To do: Go through the records below line by line and report how many lines include "invert", giving the number only.

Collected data

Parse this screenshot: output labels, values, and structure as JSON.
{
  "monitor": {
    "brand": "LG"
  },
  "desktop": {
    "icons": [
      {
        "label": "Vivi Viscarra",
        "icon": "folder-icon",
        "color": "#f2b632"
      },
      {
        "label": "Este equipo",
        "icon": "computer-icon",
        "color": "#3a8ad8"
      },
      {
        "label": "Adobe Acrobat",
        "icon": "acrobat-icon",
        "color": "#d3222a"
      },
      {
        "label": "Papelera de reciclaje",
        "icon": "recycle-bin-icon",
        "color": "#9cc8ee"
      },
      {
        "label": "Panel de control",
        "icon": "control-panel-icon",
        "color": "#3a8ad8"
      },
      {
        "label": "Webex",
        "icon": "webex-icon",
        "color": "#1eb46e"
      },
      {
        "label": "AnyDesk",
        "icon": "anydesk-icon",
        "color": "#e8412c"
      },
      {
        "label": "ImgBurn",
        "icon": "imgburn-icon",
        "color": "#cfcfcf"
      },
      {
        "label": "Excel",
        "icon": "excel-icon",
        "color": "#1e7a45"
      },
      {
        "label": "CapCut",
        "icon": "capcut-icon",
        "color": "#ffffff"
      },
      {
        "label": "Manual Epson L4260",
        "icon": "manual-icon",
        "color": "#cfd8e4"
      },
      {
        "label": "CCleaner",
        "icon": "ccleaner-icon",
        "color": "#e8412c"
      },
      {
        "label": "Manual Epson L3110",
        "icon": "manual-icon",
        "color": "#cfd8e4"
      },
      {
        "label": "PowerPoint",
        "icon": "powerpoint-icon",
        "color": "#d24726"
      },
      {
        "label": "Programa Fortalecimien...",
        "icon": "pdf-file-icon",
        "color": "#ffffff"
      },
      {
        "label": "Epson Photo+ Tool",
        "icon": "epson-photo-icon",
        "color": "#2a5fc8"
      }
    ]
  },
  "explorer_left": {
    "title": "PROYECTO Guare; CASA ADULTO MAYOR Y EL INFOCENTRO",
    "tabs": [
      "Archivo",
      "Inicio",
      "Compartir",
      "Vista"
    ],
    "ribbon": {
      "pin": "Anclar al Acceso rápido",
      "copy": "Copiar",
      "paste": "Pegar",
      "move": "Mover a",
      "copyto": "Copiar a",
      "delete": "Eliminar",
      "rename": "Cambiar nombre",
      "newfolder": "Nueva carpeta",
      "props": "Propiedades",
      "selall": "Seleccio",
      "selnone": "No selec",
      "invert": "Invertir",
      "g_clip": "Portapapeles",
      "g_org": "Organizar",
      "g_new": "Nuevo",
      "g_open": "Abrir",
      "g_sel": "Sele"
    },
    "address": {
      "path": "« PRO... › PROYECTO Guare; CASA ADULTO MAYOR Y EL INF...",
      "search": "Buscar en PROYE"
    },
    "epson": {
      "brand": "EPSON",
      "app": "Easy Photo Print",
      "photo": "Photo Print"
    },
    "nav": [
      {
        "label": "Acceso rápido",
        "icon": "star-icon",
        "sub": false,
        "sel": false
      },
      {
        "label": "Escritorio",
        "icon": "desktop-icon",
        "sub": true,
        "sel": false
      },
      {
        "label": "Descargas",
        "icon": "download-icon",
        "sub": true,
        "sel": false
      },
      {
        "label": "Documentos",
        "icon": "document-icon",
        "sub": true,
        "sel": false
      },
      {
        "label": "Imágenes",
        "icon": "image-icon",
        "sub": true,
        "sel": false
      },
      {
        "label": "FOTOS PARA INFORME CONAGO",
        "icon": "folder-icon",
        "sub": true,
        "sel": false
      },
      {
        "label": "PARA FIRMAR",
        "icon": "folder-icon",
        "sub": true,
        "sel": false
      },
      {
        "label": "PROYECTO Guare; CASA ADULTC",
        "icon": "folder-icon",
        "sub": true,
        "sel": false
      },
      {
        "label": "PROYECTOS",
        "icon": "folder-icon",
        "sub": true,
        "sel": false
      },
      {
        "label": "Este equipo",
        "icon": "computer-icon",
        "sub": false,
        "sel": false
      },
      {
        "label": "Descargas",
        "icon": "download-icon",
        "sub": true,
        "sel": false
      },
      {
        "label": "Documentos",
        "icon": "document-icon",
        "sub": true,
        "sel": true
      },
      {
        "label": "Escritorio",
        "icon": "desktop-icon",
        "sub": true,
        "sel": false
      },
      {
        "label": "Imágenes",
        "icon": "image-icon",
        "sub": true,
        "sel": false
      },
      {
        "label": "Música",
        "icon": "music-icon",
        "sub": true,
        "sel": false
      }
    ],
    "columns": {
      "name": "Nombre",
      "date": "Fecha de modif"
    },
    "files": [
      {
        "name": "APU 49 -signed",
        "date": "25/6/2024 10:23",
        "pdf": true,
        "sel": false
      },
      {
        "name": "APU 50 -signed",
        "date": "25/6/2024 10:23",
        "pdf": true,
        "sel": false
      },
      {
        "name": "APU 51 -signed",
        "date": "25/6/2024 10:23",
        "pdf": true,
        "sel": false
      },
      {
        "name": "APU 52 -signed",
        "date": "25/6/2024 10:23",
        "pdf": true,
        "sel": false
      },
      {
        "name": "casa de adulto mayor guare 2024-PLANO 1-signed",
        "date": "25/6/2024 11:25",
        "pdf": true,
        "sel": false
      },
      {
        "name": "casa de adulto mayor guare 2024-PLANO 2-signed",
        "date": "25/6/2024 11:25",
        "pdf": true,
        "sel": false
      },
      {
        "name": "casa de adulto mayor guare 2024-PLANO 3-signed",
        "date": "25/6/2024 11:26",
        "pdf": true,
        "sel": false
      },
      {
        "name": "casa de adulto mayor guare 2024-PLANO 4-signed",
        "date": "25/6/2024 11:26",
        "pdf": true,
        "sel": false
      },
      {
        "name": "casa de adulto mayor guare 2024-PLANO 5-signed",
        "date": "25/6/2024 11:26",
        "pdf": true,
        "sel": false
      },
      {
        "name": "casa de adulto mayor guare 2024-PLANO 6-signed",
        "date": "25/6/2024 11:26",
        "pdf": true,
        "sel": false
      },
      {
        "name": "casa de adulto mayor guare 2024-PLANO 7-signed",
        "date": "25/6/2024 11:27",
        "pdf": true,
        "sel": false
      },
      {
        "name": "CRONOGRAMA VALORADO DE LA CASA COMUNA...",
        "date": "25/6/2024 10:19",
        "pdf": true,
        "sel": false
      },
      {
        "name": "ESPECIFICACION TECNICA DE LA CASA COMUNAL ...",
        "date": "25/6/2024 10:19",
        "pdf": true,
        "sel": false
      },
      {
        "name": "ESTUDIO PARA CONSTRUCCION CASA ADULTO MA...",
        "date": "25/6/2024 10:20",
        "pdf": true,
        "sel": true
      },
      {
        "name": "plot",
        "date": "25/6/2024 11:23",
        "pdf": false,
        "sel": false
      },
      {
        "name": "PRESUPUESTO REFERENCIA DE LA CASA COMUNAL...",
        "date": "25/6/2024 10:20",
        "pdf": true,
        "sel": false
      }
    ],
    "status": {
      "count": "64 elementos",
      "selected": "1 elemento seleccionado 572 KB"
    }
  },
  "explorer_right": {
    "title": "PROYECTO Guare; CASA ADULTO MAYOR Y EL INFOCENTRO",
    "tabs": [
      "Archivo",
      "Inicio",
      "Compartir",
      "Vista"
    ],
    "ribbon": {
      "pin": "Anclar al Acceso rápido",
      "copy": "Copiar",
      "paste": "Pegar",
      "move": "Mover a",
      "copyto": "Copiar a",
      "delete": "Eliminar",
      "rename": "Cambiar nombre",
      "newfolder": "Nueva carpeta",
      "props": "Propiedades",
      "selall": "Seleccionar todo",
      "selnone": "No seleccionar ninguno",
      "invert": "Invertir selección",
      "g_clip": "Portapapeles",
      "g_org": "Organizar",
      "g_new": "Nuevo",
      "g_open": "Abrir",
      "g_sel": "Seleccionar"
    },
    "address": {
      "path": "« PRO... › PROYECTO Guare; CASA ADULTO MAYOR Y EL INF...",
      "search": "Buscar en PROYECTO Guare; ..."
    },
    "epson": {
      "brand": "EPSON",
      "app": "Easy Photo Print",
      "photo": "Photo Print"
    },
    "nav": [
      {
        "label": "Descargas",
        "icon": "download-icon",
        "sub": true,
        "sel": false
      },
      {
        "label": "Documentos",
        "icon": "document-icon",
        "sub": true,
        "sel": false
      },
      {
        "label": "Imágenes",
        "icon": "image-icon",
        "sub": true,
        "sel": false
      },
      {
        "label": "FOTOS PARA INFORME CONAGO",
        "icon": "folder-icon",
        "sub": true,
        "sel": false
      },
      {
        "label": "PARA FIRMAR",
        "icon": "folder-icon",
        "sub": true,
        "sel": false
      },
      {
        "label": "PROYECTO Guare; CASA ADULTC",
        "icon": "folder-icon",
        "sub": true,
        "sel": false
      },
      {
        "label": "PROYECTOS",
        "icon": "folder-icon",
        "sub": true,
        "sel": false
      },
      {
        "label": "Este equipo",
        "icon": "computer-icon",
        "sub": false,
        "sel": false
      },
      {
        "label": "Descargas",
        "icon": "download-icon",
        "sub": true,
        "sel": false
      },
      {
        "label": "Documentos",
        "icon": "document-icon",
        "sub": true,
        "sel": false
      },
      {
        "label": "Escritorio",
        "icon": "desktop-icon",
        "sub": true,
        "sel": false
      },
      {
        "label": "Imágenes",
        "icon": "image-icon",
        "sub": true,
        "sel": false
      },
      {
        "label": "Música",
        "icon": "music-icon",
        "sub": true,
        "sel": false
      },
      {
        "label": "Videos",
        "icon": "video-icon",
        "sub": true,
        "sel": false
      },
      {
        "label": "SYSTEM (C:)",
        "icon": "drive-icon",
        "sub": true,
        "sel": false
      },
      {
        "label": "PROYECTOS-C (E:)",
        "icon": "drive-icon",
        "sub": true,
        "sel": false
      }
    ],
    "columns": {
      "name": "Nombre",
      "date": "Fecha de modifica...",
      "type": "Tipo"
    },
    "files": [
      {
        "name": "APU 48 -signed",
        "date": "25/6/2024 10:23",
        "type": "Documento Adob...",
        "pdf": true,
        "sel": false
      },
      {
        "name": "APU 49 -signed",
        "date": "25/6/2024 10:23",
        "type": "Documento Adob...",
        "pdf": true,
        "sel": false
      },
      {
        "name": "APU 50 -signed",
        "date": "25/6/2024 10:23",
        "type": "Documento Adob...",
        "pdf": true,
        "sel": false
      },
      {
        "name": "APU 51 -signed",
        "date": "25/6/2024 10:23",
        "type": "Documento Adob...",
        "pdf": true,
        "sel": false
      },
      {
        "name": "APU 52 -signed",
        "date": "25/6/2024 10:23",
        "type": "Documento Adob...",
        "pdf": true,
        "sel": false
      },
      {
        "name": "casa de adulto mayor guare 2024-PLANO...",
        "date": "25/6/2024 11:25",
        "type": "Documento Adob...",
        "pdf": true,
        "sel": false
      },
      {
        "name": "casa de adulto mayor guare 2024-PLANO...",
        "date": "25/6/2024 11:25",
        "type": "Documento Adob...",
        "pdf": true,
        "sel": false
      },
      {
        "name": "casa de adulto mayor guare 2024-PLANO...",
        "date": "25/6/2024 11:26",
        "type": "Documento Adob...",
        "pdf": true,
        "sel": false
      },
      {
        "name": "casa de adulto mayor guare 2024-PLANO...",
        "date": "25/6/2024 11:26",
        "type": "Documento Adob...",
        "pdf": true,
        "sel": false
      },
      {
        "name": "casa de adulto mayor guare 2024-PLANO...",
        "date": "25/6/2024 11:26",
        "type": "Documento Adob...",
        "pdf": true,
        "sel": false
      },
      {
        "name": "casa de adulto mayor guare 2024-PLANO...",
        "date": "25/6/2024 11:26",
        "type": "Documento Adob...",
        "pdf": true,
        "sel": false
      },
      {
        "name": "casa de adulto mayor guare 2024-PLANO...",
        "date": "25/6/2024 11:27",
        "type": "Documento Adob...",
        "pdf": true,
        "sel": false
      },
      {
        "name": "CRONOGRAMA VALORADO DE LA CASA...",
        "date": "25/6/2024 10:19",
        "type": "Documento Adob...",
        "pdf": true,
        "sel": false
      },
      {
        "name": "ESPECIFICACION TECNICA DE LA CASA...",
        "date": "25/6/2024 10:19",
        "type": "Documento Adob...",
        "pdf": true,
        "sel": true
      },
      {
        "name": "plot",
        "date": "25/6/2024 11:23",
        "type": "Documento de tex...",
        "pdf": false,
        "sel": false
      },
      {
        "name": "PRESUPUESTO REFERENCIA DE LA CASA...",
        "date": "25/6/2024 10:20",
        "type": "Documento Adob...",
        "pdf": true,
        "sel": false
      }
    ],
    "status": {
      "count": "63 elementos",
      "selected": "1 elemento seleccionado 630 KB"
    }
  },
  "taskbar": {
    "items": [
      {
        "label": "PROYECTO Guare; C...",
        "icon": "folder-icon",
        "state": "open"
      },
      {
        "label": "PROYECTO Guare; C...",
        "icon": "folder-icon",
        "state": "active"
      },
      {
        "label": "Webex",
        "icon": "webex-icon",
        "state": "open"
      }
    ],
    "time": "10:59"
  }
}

Exercise solution: 2